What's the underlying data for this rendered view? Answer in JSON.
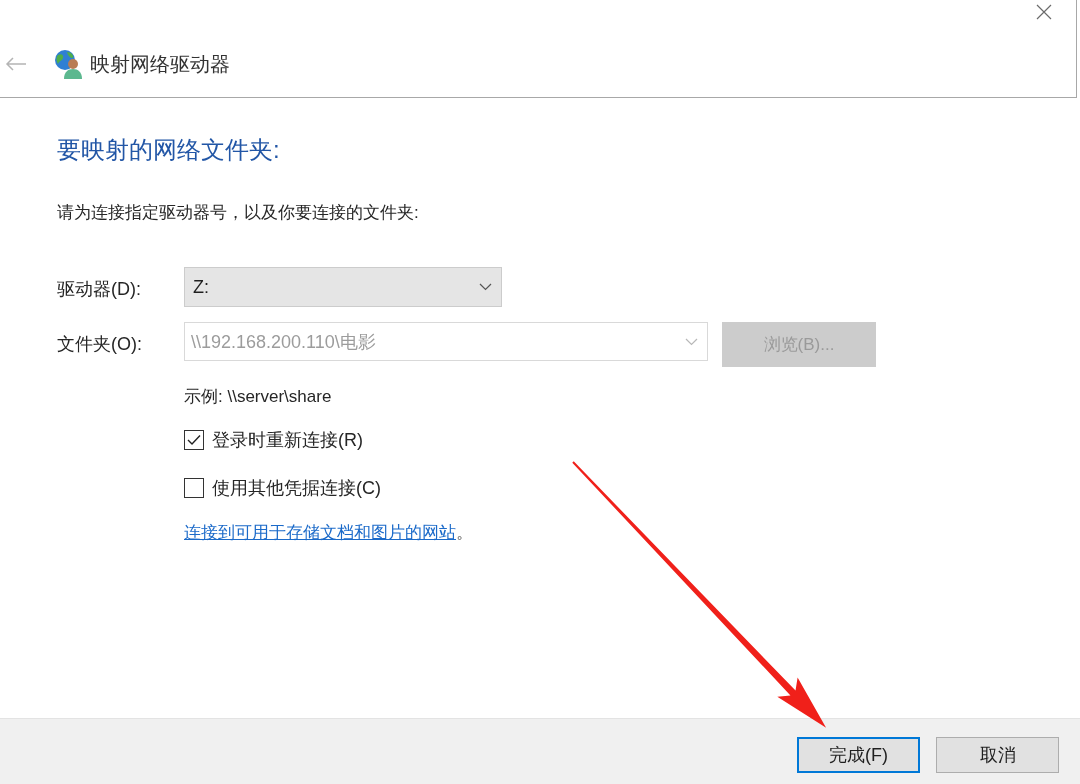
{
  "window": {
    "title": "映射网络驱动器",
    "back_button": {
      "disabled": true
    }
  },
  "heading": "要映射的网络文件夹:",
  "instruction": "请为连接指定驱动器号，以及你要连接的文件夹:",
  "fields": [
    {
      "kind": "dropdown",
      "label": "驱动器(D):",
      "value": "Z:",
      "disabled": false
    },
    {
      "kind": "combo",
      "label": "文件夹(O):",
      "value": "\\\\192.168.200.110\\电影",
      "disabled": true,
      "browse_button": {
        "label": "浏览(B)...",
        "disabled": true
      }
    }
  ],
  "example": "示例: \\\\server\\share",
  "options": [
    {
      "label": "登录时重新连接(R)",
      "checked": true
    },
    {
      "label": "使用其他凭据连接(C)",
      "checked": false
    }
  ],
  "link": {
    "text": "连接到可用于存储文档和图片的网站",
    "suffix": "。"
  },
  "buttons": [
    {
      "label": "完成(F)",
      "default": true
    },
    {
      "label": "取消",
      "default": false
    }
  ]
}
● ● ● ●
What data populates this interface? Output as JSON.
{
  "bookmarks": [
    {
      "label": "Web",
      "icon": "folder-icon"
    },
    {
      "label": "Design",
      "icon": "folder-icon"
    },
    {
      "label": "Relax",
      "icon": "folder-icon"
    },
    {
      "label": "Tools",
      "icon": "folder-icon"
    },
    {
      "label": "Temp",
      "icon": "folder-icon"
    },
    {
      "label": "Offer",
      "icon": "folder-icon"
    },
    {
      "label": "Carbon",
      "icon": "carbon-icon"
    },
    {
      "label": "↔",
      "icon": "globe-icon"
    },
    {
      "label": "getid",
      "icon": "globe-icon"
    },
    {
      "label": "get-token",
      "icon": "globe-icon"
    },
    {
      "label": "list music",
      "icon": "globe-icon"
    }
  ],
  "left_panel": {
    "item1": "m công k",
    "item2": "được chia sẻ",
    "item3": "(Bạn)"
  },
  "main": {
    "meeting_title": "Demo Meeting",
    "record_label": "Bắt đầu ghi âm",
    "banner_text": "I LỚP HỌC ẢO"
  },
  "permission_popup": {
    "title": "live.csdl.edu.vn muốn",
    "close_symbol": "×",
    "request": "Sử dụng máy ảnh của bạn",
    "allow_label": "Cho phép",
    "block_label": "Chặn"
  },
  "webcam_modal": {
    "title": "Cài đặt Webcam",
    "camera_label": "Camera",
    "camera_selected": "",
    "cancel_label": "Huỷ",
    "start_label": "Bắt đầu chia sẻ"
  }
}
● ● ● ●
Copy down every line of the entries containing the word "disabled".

◆ Answer area:
      "disabled": true
      "disabled": false
      "disabled": true,
        "disabled": true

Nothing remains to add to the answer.